Know the Risk: Digital Transformation's Impact on Your Business-Critical Applications REGISTER >
The NFL recently announced that the majority of its players' medical exam results may have been exposed when a password-protected but unencrypted laptop was stolen from a Washington Redskins trainer's car in late April, Deadspin reports.
The laptop held copies of the medical exam results for all NFL Combine attendees for the past 13 years, along with some Washington Redskins players' records. A zip drive and some hard copy records of medical examinations were also stolen.
Still, the Washington Redskins said in a statement, "No Social Security numbers, Protected Health Information (PHI) under HIPAA, or financial information were stolen or are at risk of exposure."
"It is our understanding that our Electronic Monitoring System prevented the downloading of any player medical records held by the team from the new EMR system," NFL Players Association (NFLPA) executive director DeMaurice Smith wrote in an email to player representatives.
"All clubs have been directed to re-confirm that they have reviewed their internal data protection and privacy policies and that medical information is stored and transmitted on password-protected and encrypted devices; and that every person with access to medical information has reviewed and received training on the policies regarding the privacy and security of that information," the NFL said in a statement.
Michael Magrath, VASCO Data Security's director of healthcare business, told eSecurity Planet by email that this should serve as a clear example that healthcare breaches are not isolated to healthcare organizations.

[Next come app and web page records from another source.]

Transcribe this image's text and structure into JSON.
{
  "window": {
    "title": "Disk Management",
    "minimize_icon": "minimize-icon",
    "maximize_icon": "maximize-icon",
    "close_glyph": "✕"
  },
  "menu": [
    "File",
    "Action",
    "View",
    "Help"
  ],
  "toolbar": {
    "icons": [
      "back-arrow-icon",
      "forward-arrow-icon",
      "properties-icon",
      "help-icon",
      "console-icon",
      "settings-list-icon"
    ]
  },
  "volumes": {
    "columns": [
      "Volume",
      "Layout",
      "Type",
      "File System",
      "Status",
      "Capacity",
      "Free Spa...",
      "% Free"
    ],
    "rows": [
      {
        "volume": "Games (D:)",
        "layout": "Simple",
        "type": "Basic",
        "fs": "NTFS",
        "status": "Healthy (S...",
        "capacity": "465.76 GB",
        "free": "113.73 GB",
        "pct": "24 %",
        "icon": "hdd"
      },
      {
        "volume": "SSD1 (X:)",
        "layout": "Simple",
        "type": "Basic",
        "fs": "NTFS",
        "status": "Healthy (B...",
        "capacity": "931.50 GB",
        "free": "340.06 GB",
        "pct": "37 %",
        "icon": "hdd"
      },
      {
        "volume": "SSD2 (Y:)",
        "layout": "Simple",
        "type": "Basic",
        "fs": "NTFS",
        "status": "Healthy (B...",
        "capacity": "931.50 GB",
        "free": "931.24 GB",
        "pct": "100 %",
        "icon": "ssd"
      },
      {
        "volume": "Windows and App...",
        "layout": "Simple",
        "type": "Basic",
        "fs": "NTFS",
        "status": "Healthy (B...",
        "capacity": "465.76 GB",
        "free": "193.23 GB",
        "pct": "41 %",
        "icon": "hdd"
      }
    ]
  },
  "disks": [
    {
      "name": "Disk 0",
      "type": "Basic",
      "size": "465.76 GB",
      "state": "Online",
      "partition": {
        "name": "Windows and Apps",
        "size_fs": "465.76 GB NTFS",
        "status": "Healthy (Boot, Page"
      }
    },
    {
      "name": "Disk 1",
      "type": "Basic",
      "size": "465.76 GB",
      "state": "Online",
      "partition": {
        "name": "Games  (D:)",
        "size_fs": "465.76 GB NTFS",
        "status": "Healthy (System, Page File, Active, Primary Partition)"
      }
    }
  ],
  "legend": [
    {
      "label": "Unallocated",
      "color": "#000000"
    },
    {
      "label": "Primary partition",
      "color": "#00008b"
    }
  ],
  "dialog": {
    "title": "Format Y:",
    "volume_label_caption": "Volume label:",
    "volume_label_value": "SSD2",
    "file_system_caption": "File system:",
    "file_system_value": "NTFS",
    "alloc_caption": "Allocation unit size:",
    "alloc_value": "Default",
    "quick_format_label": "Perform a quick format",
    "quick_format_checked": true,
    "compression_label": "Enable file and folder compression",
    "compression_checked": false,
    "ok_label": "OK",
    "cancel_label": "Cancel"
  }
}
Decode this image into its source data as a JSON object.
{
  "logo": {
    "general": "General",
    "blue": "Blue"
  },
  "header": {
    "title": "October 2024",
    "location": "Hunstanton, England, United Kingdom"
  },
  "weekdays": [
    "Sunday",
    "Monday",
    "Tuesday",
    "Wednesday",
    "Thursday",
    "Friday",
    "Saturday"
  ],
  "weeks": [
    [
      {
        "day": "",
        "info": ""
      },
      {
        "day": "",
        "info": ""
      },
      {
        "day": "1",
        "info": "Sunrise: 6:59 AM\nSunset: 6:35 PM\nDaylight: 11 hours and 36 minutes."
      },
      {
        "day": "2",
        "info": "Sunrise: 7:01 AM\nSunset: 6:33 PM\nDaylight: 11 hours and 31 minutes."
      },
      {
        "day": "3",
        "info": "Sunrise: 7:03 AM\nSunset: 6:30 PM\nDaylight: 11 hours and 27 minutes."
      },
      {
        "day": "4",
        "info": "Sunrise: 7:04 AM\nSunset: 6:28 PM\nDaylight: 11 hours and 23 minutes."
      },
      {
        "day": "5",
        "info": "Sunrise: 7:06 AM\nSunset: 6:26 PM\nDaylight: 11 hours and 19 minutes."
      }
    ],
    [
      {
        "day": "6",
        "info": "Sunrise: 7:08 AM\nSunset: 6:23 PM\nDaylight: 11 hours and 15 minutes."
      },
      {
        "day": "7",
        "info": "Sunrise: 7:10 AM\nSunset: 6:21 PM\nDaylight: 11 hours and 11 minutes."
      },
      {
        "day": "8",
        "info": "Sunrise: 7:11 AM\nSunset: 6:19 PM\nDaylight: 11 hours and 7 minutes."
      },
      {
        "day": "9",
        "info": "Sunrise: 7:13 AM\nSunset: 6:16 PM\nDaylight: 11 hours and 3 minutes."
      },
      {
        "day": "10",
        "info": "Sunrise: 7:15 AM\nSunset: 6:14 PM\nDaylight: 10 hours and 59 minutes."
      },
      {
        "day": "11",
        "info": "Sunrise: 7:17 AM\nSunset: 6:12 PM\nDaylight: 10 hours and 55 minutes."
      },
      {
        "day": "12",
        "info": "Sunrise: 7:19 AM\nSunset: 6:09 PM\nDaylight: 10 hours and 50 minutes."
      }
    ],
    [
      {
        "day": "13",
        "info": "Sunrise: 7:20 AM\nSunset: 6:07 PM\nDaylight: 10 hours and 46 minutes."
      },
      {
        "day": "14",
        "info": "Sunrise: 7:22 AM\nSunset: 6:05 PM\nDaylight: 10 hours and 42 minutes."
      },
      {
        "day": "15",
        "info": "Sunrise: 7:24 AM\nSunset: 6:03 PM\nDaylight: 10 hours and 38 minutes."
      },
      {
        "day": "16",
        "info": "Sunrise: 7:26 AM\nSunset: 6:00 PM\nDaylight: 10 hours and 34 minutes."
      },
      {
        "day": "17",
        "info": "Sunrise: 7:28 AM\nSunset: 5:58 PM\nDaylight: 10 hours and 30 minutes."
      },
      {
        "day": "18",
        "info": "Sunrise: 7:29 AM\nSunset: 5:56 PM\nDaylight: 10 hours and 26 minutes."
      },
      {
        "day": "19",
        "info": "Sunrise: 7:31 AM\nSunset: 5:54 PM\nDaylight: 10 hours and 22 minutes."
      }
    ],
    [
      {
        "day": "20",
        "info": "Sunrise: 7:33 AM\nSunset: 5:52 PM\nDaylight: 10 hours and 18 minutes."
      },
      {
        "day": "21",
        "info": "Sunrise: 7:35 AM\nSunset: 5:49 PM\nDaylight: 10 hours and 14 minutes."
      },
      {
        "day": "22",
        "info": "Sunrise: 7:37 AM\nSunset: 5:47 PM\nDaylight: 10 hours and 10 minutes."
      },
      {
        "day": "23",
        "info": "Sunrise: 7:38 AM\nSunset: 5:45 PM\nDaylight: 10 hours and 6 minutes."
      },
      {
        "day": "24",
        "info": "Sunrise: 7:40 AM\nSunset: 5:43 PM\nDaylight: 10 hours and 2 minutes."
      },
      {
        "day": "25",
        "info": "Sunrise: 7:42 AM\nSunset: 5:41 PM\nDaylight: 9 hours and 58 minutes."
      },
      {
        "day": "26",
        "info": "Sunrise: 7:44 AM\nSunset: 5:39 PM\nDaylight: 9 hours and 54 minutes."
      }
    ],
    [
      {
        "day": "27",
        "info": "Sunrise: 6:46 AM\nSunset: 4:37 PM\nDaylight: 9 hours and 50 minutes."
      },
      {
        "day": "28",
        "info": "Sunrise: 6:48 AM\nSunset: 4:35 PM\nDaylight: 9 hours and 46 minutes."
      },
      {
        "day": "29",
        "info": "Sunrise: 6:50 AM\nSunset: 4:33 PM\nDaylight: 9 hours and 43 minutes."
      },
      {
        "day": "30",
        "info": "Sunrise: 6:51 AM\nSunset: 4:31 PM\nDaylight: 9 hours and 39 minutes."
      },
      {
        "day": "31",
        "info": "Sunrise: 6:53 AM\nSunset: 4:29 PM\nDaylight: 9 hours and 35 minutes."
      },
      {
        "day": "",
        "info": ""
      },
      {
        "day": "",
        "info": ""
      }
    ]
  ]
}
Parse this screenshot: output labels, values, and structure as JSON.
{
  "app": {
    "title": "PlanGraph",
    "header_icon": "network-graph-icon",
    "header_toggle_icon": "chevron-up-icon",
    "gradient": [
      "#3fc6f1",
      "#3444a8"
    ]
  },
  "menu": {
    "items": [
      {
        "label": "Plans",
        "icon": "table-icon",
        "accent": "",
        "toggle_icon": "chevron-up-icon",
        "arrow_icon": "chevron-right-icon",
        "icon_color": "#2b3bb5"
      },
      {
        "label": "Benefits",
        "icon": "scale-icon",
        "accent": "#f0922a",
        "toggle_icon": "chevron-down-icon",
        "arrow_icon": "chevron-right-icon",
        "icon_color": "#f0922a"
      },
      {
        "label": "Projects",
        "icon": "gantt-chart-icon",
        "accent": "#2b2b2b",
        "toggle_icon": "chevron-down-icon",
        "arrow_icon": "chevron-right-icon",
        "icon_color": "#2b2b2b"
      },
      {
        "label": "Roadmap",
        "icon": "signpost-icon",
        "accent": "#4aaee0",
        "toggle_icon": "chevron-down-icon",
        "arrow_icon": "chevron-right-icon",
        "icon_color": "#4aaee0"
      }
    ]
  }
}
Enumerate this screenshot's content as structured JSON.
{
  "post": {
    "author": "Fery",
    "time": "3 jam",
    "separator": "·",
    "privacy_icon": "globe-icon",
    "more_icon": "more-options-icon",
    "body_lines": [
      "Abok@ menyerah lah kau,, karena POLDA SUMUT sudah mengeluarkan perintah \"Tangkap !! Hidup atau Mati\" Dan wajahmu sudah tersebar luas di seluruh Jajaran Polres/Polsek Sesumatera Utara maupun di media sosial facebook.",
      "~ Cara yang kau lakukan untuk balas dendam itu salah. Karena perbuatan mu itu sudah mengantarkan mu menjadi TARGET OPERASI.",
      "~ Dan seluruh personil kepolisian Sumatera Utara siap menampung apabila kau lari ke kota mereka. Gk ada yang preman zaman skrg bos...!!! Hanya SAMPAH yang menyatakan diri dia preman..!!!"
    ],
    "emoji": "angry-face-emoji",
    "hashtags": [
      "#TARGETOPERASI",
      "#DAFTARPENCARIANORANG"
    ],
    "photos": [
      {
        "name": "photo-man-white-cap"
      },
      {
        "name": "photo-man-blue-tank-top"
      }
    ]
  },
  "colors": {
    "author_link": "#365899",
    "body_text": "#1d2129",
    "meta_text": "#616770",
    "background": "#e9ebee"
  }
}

"Assuming the laptop was Windows based, security can be enhanced by replacing the static Windows password with two-factor authentication in the form of a one-time password," Magrath suggested. "Without the authenticator to generate the one-time password, gaining entry to the laptop will be extremely difficult."
"By combining encryption and strong authentication to gain entry into the laptop the players and prospects protected health information would not be at risk, all because organizations and members wish to avoid few moments of inconvenience," Magrath added.
And WinMagic vice president of technology Garry McCracken noted by email that without encryption, laptop passwords alone provide very little protection for data. "Today, encryption is a relatively inexpensive and unobtrusive control that should be applied to all user data," he said.
"While 'No Social Security numbers, protected health information under HIPAA or financial information were stolen or are at risk of exposure,' it is still difficult to determine after the fact that the user specific information is not sensitive," McCracken added. "It is best to just encrypt everything."
A recent eSecurity Planet article looked at 7 full disk encryption solutions to check out.
Photo courtesy of Shutterstock.